-------- GIVEN RECORDS --------

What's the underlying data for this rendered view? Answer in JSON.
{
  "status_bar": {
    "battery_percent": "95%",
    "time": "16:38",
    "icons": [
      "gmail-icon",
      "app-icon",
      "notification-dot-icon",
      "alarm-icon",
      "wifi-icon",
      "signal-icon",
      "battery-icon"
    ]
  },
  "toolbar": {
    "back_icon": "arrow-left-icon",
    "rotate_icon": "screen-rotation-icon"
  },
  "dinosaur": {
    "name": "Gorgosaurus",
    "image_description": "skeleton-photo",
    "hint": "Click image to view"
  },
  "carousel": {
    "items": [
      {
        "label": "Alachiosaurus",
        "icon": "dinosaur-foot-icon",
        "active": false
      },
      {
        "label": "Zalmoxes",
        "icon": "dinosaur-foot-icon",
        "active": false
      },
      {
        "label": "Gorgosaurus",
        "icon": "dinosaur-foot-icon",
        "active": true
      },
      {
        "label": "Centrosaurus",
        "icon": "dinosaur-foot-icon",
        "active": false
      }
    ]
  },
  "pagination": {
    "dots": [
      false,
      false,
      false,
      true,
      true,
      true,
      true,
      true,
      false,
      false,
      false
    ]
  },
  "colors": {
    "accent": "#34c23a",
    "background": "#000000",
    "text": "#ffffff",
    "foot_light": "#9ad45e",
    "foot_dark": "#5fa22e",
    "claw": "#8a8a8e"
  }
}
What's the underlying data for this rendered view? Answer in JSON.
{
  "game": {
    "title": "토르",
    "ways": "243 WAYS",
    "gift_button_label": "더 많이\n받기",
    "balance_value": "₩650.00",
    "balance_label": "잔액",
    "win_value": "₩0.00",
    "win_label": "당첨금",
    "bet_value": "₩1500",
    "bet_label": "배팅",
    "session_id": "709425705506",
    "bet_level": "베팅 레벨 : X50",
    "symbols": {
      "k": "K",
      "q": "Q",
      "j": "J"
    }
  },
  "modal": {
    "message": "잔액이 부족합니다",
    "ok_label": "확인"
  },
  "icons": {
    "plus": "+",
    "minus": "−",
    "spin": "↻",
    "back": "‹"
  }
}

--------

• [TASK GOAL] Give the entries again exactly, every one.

• [RESPONSE TO THE EXERCISE]
What's the underlying data for this rendered view? Answer in JSON.
{
  "status_bar": {
    "battery_percent": "95%",
    "time": "16:38",
    "icons": [
      "gmail-icon",
      "app-icon",
      "notification-dot-icon",
      "alarm-icon",
      "wifi-icon",
      "signal-icon",
      "battery-icon"
    ]
  },
  "toolbar": {
    "back_icon": "arrow-left-icon",
    "rotate_icon": "screen-rotation-icon"
  },
  "dinosaur": {
    "name": "Gorgosaurus",
    "image_description": "skeleton-photo",
    "hint": "Click image to view"
  },
  "carousel": {
    "items": [
      {
        "label": "Alachiosaurus",
        "icon": "dinosaur-foot-icon",
        "active": false
      },
      {
        "label": "Zalmoxes",
        "icon": "dinosaur-foot-icon",
        "active": false
      },
      {
        "label": "Gorgosaurus",
        "icon": "dinosaur-foot-icon",
        "active": true
      },
      {
        "label": "Centrosaurus",
        "icon": "dinosaur-foot-icon",
        "active": false
      }
    ]
  },
  "pagination": {
    "dots": [
      false,
      false,
      false,
      true,
      true,
      true,
      true,
      true,
      false,
      false,
      false
    ]
  },
  "colors": {
    "accent": "#34c23a",
    "background": "#000000",
    "text": "#ffffff",
    "foot_light": "#9ad45e",
    "foot_dark": "#5fa22e",
    "claw": "#8a8a8e"
  }
}
What's the underlying data for this rendered view? Answer in JSON.
{
  "game": {
    "title": "토르",
    "ways": "243 WAYS",
    "gift_button_label": "더 많이\n받기",
    "balance_value": "₩650.00",
    "balance_label": "잔액",
    "win_value": "₩0.00",
    "win_label": "당첨금",
    "bet_value": "₩1500",
    "bet_label": "배팅",
    "session_id": "709425705506",
    "bet_level": "베팅 레벨 : X50",
    "symbols": {
      "k": "K",
      "q": "Q",
      "j": "J"
    }
  },
  "modal": {
    "message": "잔액이 부족합니다",
    "ok_label": "확인"
  },
  "icons": {
    "plus": "+",
    "minus": "−",
    "spin": "↻",
    "back": "‹"
  }
}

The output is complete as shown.